=== PROVIDED DATA ===

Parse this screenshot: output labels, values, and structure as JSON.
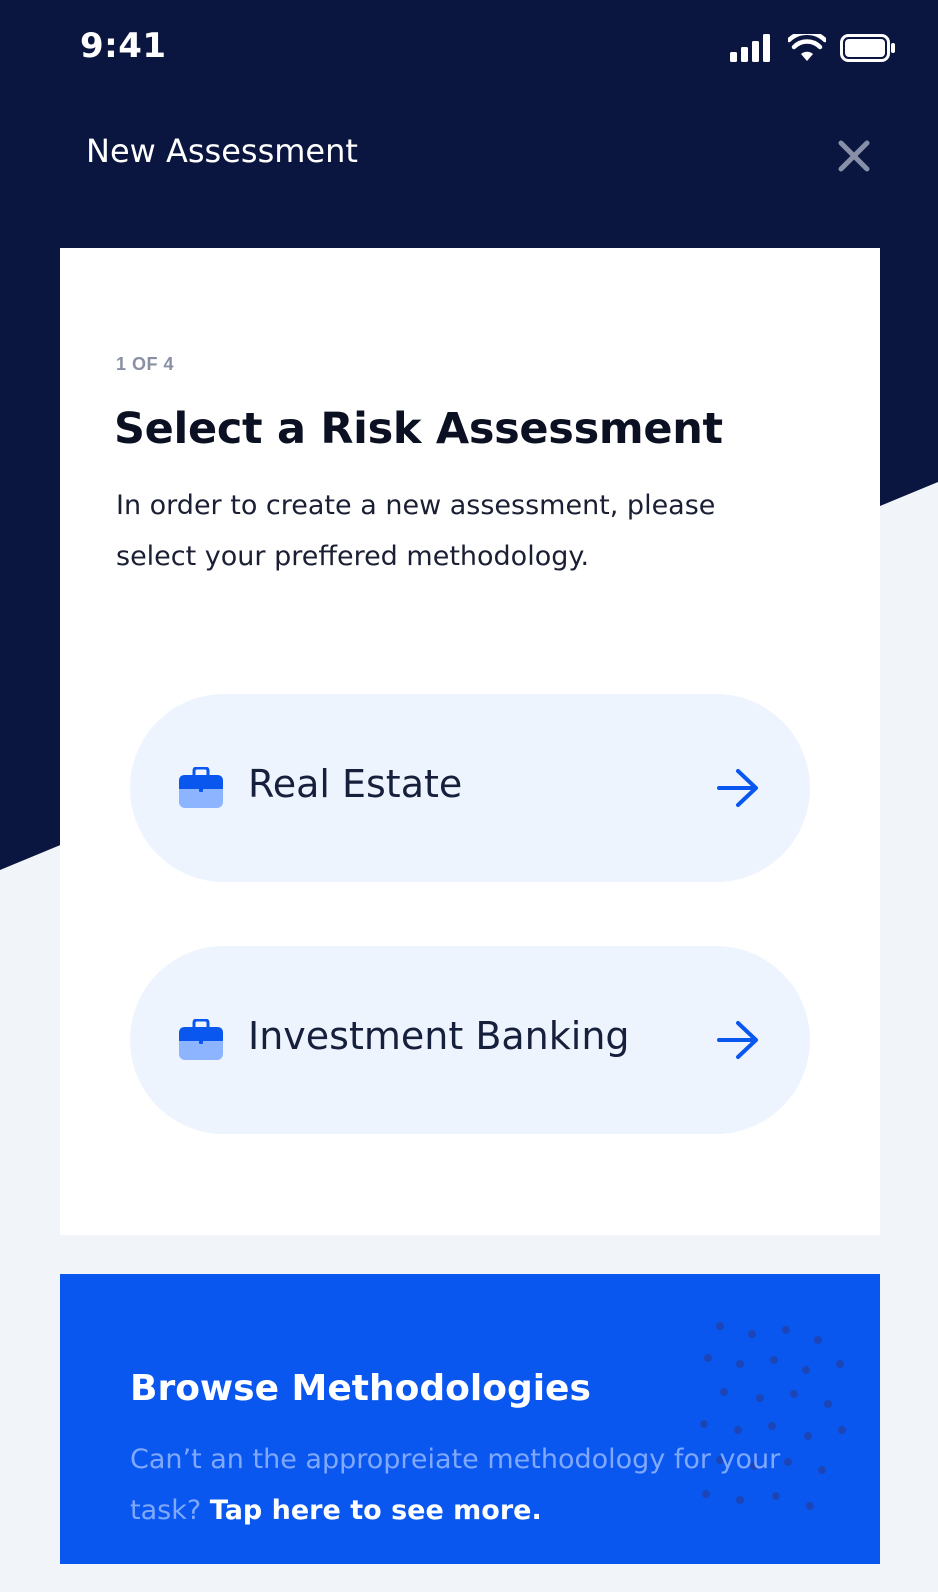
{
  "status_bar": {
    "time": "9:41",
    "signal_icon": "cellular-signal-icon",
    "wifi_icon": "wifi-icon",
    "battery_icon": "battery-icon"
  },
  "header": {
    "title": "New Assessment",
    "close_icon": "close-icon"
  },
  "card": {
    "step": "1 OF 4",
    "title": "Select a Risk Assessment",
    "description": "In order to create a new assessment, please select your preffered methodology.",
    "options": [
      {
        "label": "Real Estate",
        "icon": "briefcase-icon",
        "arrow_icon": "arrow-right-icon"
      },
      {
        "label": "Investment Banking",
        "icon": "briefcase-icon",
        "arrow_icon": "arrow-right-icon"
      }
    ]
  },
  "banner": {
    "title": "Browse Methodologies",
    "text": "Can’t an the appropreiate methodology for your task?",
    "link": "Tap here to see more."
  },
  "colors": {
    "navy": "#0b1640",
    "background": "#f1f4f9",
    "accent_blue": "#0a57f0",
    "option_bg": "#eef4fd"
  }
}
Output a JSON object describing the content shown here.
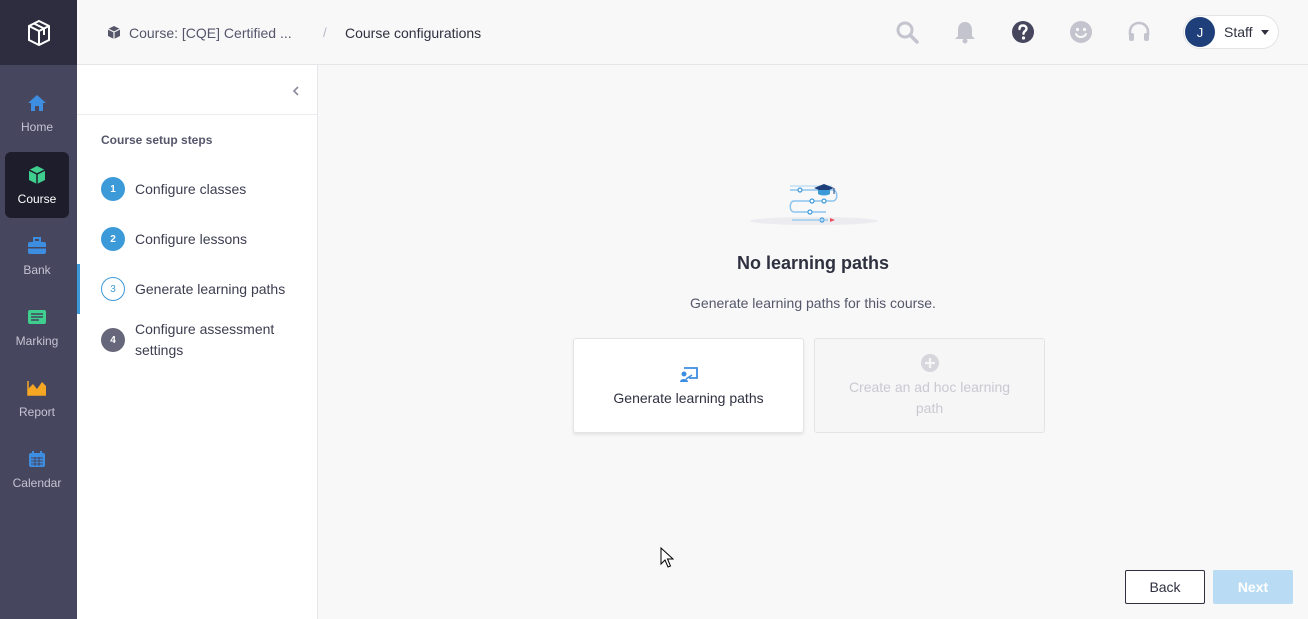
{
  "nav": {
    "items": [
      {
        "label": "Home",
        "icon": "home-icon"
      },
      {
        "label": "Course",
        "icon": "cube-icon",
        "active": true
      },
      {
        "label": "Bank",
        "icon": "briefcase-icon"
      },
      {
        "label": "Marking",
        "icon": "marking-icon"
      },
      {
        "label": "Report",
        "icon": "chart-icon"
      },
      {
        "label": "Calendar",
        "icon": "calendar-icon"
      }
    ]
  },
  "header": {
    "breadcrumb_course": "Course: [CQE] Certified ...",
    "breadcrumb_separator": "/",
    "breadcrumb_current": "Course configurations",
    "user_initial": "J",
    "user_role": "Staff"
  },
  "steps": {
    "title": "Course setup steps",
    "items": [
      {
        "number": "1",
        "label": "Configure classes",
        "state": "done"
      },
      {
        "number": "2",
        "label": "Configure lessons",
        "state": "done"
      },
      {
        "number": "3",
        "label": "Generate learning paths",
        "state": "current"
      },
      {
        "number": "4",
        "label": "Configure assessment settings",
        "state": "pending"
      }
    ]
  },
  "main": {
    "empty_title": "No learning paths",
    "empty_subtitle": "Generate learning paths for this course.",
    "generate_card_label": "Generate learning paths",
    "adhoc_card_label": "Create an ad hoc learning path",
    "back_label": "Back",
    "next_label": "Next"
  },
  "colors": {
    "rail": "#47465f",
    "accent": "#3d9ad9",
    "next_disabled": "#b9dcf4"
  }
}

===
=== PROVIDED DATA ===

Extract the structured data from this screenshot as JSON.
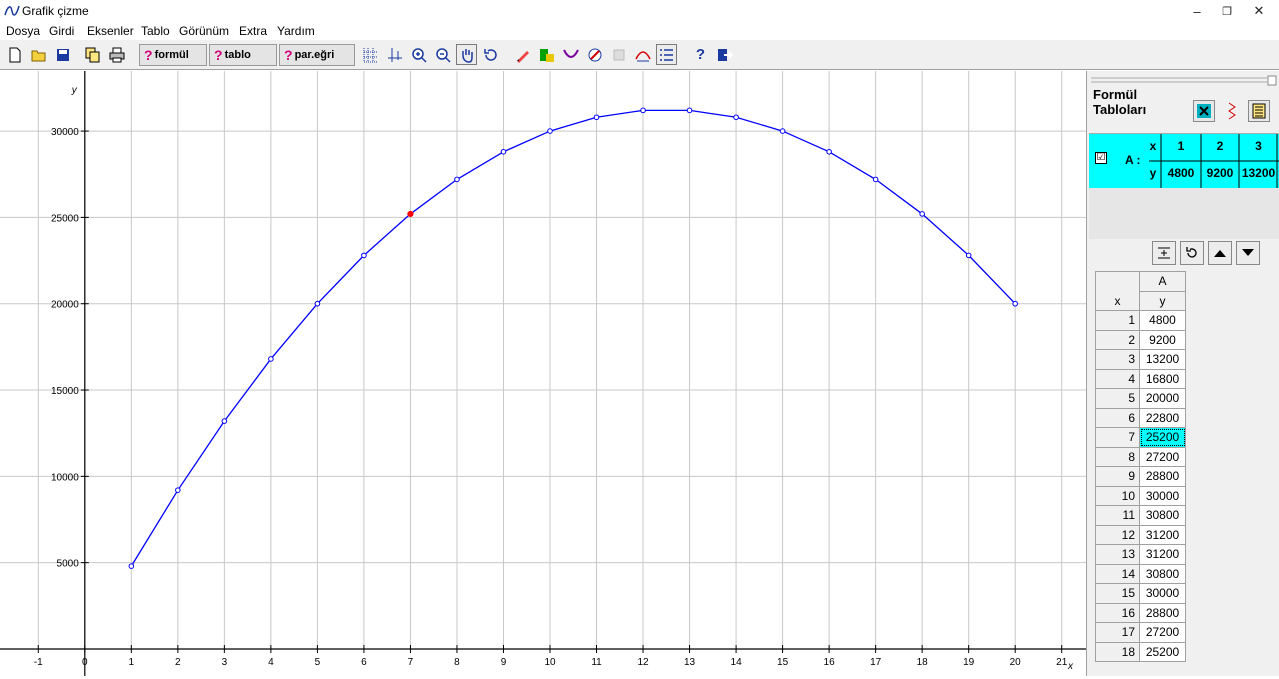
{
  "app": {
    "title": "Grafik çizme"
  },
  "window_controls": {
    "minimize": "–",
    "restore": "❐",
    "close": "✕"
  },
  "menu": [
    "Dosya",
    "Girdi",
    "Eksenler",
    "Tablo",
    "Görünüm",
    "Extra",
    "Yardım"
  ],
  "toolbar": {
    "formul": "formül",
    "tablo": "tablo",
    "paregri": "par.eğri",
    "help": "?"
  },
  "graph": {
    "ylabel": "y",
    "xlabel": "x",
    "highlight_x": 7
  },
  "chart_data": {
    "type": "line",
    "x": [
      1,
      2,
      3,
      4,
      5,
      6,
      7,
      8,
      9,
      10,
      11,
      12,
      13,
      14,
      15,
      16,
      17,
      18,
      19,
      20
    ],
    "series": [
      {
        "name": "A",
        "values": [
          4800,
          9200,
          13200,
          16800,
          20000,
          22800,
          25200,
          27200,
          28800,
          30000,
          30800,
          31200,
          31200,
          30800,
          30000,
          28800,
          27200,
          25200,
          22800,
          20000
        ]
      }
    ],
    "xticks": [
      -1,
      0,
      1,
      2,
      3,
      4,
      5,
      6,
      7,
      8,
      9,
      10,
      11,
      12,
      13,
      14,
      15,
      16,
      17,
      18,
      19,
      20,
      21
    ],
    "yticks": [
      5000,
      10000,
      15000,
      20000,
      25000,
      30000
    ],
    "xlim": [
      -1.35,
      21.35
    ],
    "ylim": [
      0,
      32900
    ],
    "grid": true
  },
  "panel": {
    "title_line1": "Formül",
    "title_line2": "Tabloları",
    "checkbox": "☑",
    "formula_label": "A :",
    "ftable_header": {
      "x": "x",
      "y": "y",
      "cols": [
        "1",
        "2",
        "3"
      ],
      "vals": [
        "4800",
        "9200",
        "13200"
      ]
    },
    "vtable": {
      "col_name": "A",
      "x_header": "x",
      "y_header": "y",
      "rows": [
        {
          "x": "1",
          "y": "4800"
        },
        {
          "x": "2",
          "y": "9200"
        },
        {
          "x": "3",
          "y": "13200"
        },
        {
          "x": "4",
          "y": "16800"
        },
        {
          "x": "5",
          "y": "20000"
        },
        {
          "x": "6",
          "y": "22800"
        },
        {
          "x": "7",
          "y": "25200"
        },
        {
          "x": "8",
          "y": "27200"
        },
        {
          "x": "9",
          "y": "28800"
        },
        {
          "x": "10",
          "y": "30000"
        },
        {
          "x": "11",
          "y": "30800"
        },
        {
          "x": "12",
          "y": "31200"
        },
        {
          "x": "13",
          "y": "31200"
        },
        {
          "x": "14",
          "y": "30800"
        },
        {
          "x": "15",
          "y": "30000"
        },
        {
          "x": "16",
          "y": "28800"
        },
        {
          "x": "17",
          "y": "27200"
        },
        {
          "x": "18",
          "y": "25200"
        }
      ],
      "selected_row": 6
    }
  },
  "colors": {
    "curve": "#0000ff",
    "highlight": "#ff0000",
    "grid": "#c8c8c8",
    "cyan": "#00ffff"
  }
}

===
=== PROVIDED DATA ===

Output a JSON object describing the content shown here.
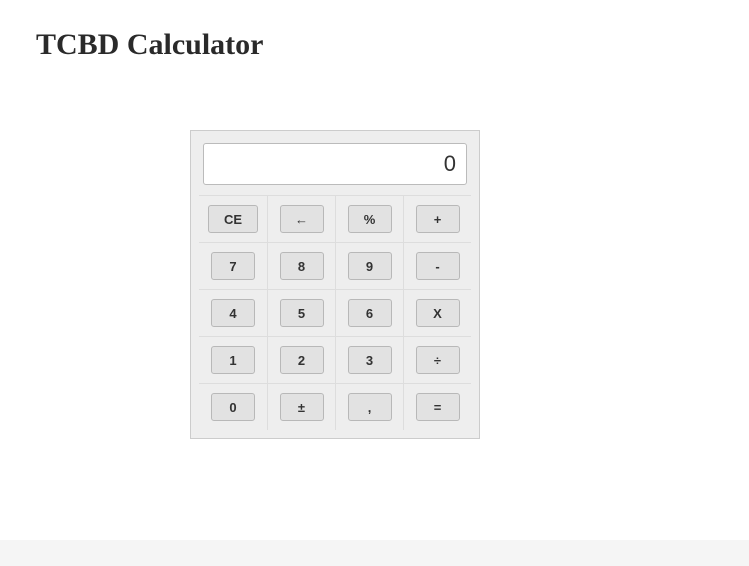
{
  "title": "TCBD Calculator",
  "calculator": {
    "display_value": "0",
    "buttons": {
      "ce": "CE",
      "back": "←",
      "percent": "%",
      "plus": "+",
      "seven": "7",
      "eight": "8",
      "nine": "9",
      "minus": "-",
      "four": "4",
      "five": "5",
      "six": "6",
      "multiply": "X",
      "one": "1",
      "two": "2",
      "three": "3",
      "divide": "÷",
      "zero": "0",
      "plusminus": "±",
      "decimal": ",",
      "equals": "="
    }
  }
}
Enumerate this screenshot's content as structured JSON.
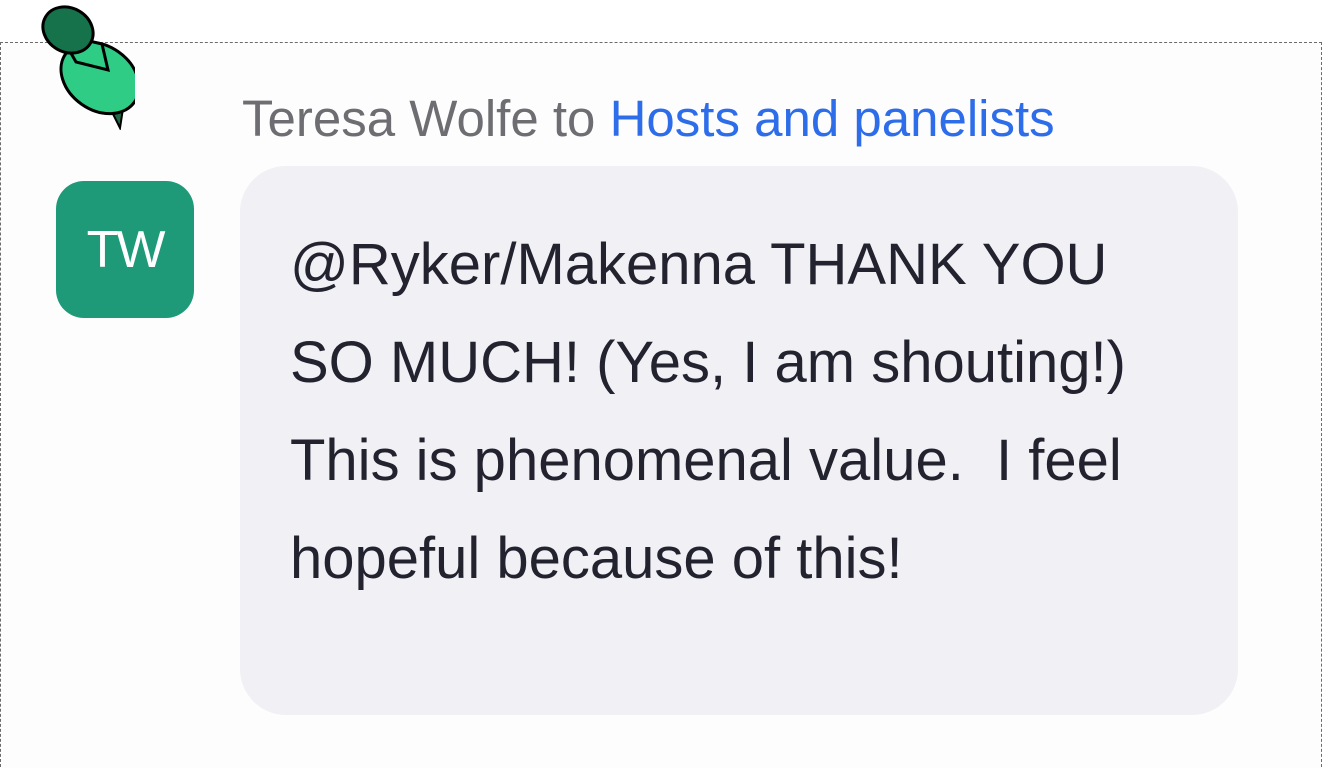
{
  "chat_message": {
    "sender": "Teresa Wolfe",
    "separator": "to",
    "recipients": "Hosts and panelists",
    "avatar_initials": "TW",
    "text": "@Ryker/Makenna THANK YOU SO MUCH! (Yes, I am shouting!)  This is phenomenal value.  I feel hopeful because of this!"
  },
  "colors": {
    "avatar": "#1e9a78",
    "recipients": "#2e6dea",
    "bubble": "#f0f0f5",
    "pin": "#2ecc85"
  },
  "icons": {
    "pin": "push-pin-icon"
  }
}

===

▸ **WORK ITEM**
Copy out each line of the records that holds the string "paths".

▸ **COMPLETED TASK**
        "label": "Generate learning paths",
    "empty_title": "No learning paths",
    "empty_subtitle": "Generate learning paths for this course.",
    "generate_card_label": "Generate learning paths",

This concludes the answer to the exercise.